“You also need to be consistent with the proficiencies of all the security personnel in holding people accountable that are coming through those port facilities. We already had a very good discussion with NIMASA, ”she added.
Responding, the DG of NIMASA, Peterside, said the country had made significant progress in addressing the issue of access control around the port areas.

Peterside, who spoke through NIMASA’s Executive Director, Finance and Administration, Bashir Jamoh, said: “The issue of access control is one of the paramount areas. The access road, access control, those are very important areas. Similarly, on access control, we just introduced stickers to the ports. We started implementing it early this month.”

He said the federal government had taken measures in partnership with the private sector to ensure that all port facilities in Nigeria were easily accessed.

He said NIMASA had recorded steady progress in its implementation of the ISPS Code, stressing that Nigeria has moved from implementation to enforcement.

He told the US Coast Guard team, “The issues you mentioned, we are dealing with them. One of the things we have introduced is training. We are aware that some of the facilities have these issues. Right now, most of them are going into biometric access control, which you observed in some of the terminals, like MRS, Five Star Logistics, etc.
“We would do more in training and continuous visit to these facilities and create better awareness for them to implement effective access control strategies. We will be consistent in the things we do because we have our executive management’s buy-in and support to do our job.
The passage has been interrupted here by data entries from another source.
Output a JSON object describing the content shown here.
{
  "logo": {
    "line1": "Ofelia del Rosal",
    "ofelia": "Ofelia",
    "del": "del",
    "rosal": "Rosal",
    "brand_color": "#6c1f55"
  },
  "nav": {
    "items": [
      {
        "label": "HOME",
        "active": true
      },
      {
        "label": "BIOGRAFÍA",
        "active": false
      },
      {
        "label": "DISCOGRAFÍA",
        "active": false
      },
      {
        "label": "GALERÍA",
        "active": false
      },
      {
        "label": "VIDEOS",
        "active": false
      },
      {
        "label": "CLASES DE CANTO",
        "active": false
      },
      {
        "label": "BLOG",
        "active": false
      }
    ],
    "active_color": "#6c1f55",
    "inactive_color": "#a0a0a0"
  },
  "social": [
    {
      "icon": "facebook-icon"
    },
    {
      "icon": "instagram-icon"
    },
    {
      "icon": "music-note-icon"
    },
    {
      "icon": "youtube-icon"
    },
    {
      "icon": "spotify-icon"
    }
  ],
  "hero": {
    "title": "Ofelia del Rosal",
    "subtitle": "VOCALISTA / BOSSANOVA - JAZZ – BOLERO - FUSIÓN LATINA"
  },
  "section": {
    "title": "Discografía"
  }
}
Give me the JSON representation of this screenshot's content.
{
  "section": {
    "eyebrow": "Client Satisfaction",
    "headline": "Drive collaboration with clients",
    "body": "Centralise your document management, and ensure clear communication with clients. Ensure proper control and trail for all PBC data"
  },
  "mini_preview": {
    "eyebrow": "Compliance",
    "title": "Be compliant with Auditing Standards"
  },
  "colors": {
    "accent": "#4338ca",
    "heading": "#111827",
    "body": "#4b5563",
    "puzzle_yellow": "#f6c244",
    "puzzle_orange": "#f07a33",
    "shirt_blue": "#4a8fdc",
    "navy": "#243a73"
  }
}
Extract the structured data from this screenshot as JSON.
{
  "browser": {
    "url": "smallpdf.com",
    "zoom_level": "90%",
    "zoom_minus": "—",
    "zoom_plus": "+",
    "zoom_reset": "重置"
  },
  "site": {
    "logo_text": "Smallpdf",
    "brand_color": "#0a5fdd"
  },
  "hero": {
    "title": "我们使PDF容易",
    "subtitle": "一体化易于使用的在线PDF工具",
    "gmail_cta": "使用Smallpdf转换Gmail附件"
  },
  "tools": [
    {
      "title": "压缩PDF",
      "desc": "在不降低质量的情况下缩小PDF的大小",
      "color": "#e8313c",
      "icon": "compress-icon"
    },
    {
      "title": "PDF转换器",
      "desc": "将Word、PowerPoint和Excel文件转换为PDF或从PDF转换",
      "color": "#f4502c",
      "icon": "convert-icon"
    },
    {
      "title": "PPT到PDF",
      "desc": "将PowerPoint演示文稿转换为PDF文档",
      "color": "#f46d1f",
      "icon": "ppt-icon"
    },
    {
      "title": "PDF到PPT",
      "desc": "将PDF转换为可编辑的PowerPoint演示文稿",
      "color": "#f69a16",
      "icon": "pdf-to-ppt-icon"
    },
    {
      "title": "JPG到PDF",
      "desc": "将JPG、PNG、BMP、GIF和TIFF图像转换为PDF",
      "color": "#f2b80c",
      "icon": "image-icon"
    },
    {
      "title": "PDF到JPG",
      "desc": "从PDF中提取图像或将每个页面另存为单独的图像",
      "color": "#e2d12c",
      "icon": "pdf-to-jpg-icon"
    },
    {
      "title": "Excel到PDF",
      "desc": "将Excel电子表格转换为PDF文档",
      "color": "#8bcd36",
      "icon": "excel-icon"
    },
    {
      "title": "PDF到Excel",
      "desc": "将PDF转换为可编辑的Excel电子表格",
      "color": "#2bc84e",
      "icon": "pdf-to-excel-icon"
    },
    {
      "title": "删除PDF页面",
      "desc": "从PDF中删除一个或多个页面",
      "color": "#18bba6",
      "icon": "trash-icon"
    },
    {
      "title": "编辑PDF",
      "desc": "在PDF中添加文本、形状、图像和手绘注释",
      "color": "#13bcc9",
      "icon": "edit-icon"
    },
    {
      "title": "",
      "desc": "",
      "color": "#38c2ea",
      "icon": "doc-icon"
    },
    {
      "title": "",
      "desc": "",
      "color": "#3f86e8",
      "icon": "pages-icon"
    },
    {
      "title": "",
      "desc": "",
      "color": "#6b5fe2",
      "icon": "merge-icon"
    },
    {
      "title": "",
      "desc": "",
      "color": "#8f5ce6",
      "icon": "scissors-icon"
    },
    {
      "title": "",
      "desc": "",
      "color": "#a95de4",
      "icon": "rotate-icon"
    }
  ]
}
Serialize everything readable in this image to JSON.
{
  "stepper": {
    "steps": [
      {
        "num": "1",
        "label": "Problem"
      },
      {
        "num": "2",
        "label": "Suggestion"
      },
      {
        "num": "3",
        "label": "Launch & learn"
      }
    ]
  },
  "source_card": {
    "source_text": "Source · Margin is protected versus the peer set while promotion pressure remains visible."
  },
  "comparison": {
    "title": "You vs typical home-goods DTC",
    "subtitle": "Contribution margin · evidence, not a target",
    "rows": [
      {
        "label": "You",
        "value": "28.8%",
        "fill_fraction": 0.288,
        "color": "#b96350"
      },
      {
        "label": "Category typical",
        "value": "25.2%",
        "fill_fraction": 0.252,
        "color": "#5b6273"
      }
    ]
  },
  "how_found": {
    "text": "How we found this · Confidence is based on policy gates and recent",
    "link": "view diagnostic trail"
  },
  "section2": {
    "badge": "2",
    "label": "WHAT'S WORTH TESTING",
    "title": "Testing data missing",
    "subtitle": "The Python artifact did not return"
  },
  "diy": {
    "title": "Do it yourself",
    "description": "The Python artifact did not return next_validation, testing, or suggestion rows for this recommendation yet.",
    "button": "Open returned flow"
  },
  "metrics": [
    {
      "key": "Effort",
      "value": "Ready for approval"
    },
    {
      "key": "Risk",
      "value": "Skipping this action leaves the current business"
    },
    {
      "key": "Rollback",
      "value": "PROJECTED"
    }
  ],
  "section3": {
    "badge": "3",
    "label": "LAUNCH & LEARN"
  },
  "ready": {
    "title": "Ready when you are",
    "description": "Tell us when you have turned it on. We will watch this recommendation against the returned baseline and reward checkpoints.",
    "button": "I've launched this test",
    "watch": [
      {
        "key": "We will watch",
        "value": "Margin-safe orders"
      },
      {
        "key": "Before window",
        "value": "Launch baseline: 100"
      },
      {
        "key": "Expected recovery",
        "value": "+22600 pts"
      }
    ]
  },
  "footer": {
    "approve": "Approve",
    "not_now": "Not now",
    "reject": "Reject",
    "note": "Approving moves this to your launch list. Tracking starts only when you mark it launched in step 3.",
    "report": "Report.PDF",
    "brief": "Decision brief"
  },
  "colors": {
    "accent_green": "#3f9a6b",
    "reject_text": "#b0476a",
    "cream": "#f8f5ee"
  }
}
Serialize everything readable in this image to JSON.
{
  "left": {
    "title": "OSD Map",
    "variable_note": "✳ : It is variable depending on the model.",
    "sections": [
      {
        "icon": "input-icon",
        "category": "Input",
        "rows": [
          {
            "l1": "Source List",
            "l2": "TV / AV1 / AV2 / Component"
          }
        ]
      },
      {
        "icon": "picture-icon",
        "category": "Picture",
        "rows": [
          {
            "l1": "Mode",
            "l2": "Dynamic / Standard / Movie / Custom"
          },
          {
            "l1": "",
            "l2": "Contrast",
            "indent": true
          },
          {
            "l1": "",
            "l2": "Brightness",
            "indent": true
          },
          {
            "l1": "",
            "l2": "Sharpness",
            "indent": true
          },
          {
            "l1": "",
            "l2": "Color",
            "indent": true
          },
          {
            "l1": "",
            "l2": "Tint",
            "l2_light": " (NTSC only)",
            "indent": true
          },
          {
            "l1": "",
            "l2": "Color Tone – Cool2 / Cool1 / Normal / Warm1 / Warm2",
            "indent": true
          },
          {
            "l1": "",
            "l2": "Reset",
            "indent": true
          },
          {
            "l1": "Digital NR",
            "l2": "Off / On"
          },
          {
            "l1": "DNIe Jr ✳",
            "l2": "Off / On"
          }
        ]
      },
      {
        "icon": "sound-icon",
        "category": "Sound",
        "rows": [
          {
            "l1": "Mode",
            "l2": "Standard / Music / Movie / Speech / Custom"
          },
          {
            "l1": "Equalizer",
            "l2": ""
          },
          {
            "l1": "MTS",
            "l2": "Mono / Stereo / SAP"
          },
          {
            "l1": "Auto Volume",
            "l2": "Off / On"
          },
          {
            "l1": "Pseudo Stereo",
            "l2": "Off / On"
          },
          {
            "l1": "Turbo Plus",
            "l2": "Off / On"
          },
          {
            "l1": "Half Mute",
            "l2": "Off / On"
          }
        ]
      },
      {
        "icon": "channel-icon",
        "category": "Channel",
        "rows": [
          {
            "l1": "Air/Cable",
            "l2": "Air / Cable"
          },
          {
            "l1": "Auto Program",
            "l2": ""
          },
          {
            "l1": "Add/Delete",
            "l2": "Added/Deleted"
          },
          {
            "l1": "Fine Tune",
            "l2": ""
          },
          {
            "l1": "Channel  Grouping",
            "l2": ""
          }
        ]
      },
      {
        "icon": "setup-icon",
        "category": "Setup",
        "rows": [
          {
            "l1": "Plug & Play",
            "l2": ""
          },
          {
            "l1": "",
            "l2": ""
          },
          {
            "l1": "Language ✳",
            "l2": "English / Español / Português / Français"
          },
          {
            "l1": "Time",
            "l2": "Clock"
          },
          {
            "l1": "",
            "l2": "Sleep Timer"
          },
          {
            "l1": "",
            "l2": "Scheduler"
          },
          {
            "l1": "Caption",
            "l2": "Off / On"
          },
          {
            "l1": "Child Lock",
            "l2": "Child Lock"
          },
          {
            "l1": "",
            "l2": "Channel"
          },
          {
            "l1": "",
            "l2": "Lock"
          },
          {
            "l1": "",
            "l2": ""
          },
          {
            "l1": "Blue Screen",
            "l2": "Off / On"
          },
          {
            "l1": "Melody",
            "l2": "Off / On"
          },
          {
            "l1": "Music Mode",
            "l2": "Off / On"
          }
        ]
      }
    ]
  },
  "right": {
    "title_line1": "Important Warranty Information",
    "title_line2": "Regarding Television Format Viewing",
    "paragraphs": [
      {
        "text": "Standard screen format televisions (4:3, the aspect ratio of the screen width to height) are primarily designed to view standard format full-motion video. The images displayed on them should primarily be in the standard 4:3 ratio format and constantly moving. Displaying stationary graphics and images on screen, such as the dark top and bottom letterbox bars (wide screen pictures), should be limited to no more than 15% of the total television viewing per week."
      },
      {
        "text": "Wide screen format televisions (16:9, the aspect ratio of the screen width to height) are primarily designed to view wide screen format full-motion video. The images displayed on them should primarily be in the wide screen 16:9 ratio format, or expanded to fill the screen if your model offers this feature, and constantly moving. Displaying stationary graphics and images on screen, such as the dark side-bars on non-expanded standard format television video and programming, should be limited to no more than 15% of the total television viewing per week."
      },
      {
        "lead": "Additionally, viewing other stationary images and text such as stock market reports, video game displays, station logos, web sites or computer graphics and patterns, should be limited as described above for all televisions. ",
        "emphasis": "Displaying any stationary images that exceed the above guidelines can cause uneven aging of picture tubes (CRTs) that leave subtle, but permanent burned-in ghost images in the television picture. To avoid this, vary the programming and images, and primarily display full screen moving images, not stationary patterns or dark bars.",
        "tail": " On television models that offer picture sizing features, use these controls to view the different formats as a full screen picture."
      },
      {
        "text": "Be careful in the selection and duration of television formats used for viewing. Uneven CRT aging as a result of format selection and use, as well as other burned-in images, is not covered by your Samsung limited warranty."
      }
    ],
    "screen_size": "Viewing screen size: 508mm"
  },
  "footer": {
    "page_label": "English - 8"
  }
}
“In fact, we have gone from just implementation to enforcement, where after several engagements and if facilities do not comply with those required standards, we start to sanction them and even get them shut down.”
The United States Coast Guard is Nigeria’s peer review partner towards ISIS Code implementation compliance. They regularly visit Nigeria to monitor implementation of the ISPS in Nigeria.